Business groups which had previously sought a de minimis exception, including the National Association of Manufacturers, the U.S. Chamber of Commerce and the Business Roundtable, challenged the rule in a lawsuit filed last year in October. The groups argued that the SEC did not fully consider the rule’s economic consequences as required by the Exchange Act, and that a failure to define the term “derivative” could mean that metals in forms that are chemically distinct from the base metals subject to the rule would also subject manufacturers to the rule’s disclosure requirements. When SEC adopted its final version [PDF] of the rule in August 2013, it clarified the definition of conflict mineral—which includes “cassiterite, columbite-tantalite, gold, wolframite, and their derivatives”—to specify that the term “derivatives” are limited to the “3Ts” (tantalum, tin, and tungsten).

In the new version of the rule, the SEC declined to include a de minimis exception. Instead, manufacturers must consider only if the conflict minerals used “are necessary to the functionality or production of a product.” In its guidance, SEC clarified that only conflict minerals contained in the product would be considered “necessary.”  Because they are not typically contained in the final product, the rule does not generally cover conflict minerals used as a catalyst,. However, SEC noted in its guidance that if a catalyst made from conflict minerals is contained in the final product, even if only in de minimis amounts, then the conflict mineral is considered “necessary” to its production and is therefore subject to the final rule.
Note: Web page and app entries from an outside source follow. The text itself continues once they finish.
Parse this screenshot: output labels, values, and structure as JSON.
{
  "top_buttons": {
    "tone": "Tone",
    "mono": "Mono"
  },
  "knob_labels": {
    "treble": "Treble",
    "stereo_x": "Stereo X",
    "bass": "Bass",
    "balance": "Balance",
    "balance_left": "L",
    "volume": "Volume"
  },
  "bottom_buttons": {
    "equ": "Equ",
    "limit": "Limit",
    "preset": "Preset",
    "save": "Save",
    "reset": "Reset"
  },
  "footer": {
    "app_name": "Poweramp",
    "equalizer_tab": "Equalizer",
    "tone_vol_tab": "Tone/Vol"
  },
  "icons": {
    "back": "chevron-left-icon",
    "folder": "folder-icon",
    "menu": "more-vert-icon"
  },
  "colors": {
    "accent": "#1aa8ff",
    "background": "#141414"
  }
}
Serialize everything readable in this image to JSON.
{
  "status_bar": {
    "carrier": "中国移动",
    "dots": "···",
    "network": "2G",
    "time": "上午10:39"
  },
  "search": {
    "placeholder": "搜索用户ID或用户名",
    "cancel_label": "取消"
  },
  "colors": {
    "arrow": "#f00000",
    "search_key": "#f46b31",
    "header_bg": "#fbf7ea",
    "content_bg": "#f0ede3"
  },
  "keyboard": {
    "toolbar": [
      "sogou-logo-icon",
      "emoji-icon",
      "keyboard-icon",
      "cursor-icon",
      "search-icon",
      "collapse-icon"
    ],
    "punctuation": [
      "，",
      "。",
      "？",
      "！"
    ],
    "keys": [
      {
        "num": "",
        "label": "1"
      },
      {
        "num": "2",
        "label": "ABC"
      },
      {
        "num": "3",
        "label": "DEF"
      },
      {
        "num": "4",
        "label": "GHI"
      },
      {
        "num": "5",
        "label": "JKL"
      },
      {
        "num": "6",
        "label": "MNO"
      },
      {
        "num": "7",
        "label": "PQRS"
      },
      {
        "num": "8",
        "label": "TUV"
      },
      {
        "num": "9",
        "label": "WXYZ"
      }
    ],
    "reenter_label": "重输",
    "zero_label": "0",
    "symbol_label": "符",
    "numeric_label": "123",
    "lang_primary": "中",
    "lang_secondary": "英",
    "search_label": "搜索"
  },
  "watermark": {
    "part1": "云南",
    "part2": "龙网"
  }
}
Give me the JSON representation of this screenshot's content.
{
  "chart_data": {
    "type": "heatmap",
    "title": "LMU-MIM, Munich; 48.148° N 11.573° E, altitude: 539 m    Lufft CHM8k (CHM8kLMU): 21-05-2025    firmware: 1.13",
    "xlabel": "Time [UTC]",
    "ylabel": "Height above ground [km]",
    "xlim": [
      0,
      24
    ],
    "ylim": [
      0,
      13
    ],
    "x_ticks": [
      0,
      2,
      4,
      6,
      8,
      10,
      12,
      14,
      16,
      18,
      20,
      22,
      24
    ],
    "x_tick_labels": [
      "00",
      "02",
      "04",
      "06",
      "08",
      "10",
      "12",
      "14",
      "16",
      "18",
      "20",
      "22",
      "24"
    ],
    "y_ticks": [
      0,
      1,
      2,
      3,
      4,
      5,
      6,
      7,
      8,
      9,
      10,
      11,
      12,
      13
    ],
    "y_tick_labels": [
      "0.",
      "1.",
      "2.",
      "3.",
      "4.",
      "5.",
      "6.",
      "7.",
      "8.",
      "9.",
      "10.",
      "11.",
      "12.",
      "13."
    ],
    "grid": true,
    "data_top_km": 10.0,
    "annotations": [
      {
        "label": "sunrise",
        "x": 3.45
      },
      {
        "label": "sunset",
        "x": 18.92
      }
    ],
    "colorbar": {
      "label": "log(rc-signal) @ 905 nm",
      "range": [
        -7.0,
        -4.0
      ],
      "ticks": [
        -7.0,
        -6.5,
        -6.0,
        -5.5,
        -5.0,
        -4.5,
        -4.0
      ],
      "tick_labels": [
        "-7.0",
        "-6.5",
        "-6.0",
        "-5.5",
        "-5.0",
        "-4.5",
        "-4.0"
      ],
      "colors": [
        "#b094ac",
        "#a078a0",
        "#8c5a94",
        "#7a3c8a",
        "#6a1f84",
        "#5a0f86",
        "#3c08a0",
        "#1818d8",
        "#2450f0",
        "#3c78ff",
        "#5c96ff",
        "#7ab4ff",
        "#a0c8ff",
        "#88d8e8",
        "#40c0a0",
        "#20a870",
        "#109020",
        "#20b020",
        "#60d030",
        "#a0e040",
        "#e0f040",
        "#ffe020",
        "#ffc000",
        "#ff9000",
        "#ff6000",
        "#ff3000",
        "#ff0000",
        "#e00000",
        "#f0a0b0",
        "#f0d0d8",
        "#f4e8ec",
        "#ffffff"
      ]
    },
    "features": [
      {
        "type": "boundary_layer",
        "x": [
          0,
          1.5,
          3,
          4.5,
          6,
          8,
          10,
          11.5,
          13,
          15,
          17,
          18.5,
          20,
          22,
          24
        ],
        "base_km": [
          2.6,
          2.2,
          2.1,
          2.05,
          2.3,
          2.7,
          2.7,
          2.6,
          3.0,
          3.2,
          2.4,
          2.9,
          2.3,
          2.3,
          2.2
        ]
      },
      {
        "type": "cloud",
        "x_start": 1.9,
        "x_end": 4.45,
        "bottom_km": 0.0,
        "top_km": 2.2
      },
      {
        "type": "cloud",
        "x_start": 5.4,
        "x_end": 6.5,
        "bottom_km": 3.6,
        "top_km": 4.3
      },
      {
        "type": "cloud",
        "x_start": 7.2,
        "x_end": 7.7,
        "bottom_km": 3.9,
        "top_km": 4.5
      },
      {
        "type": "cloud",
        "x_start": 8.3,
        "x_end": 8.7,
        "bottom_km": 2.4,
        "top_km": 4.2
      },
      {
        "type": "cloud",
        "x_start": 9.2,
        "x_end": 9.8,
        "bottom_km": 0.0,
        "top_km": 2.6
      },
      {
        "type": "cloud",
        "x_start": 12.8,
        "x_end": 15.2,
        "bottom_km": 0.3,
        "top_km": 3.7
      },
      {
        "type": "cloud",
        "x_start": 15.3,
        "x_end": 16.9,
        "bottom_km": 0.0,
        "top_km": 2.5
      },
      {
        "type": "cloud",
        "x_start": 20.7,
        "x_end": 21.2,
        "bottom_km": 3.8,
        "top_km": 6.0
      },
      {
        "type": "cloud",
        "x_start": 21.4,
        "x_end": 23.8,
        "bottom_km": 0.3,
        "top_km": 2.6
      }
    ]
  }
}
On October 23, the SEC defended its position in a filing in the U.S. Court of Appeals for the D.C. Circuit, having previously prevailed in the U.S. District Court for the District of Columbia. The SEC stated that “creating a categorical exception for small uses of conflict minerals would thwart” the purposes of the statute.  The SEC noted that conflict minerals are frequently used in small amounts and those uses could have “large cumulative effects.” On October 31, a dozen current and former Democratic members of Congress filed an amicus brief in support of the SEC. The case is pending before the D.C. Circuit; oral arguments have not yet been scheduled.